Justice behind a silvery curtain: Courthouse by Hamonic+Masson
The courthouse in the small town of Douai dates back to the 17th century and was complemented in 1978 with a tower block. In the latest enlargement measure Hamonic+Masson & Associées, an architectural practice from Paris, has modernized the building in a circumspect manner, plus at the foot of the high-rise section has added a flat new volume that responds to the topography and the new wing’s location at the side of the river Scarpe. The ground floor of the new wing comes with full-height glazing and a system of wide sitting steps leading down towards the river bank in the south. The upper storey is sheathed in a shiny silver curtain wall. Fashioned out of perforated panels of stainless steel, it reflects the surrounding buildings and the surface of the river in various hues, lending the justice building an intriguing look on the outside and casting varied shadows in the interior.

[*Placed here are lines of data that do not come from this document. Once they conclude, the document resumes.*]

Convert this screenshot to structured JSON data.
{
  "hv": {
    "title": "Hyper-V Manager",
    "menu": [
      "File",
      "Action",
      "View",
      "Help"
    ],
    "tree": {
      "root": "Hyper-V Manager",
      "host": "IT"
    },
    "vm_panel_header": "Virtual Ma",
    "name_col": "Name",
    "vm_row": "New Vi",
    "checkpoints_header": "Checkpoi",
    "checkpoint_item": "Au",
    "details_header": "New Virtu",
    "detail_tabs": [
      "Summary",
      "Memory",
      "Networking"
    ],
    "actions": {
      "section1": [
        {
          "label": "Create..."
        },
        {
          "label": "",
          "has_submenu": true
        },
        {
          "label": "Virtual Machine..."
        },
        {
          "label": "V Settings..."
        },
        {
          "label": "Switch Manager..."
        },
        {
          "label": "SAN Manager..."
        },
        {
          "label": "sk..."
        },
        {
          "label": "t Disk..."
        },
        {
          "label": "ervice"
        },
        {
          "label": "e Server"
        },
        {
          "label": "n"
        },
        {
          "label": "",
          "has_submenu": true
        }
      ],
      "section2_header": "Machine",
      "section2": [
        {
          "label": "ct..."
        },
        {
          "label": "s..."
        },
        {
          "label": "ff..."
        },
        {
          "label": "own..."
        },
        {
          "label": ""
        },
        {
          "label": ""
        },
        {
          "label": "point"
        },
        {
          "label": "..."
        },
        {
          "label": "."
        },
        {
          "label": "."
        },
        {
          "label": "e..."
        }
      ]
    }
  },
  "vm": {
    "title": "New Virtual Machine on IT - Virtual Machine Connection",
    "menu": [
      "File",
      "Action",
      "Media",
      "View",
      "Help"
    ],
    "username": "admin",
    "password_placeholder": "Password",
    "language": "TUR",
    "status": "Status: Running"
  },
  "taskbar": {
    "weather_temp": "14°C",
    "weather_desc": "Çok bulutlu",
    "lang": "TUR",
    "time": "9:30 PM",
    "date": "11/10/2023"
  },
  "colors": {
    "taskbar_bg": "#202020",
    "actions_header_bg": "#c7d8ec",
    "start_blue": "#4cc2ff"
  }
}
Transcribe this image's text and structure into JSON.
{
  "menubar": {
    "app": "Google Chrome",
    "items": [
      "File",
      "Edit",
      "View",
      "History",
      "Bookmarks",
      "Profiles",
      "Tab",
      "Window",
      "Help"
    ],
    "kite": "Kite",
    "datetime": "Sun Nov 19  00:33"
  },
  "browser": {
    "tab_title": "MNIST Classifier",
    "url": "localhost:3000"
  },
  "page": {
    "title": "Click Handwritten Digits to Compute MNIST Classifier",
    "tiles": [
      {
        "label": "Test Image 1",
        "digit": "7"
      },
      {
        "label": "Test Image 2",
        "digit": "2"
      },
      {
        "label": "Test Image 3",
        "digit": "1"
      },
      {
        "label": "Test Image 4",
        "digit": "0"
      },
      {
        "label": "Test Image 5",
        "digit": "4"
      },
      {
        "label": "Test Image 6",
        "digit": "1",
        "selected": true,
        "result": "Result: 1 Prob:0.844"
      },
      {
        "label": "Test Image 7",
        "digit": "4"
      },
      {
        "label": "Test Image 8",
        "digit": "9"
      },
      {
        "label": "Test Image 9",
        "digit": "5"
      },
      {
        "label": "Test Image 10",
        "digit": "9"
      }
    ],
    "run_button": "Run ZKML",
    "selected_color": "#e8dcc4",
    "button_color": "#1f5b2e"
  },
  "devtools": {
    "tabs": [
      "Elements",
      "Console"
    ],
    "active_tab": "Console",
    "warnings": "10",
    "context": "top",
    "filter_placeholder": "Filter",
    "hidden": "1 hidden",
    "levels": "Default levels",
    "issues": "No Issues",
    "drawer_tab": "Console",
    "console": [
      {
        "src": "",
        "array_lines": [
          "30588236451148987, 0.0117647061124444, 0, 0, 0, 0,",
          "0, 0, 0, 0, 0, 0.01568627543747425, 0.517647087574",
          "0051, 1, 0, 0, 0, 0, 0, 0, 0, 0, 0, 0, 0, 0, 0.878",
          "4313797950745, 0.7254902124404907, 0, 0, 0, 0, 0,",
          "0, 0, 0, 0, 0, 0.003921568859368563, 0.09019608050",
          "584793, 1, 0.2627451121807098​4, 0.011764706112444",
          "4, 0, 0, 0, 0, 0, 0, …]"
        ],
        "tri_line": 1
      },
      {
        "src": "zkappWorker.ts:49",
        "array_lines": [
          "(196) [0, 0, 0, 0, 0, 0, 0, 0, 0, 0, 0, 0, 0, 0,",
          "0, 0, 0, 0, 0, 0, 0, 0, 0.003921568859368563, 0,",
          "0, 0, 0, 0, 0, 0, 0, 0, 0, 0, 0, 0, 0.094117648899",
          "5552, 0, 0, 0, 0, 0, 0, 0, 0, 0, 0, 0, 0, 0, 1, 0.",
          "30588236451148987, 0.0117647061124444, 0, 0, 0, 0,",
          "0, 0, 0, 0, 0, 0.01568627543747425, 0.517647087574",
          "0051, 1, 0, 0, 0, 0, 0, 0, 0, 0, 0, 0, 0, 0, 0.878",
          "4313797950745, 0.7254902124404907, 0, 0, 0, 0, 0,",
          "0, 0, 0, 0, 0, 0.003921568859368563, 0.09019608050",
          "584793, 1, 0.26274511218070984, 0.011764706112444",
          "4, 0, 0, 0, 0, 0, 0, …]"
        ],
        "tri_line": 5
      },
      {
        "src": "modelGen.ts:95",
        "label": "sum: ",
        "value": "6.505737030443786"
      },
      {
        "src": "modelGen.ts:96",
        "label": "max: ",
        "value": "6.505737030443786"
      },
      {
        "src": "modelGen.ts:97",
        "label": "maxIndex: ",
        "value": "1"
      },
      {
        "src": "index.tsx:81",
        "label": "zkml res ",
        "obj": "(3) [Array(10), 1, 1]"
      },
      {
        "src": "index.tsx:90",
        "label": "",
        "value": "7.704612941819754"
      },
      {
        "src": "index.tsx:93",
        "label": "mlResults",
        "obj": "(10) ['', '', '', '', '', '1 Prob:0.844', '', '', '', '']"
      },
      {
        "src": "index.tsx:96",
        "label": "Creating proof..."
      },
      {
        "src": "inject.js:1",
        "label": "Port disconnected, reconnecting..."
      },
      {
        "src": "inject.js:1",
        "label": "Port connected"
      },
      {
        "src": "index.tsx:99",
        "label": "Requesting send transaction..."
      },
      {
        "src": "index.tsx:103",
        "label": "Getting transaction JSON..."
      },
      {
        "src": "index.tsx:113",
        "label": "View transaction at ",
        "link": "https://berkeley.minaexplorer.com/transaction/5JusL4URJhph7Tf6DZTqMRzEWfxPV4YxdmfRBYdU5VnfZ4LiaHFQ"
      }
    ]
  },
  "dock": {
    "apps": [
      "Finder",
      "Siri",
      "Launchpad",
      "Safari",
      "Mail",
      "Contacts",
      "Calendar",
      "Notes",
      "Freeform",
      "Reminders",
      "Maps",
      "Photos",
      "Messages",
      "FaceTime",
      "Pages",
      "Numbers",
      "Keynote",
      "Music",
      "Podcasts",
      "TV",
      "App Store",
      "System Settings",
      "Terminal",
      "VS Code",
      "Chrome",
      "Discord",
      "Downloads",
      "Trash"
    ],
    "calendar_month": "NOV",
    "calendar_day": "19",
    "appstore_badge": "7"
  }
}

Along with a foyer, administration offices, a cafeteria and the spacious sitting and resting area oriented to the water, the new wing contains two law courts on the upper floor. A central, greened atrium that cuts through the building ensures a pleasant and welcoming atmosphere in all the rooms. Natural light from above is provided even in the new courtrooms. Particular importance has been paid to the interior fixtures and furnishings and the spatial effect they make, the architects’ intention being for the Palais de Justice to be an open and transparent place entirely dedicated justice but also a pleasure to come to. Accordingly the interior features light-coloured materials throughout. Walls and ceiling are in white or a subtle grey and in combination with all the glazing make a harmonious effect. Wood paneling, fitted furniture and waffle walls provide finishing touches for the courtrooms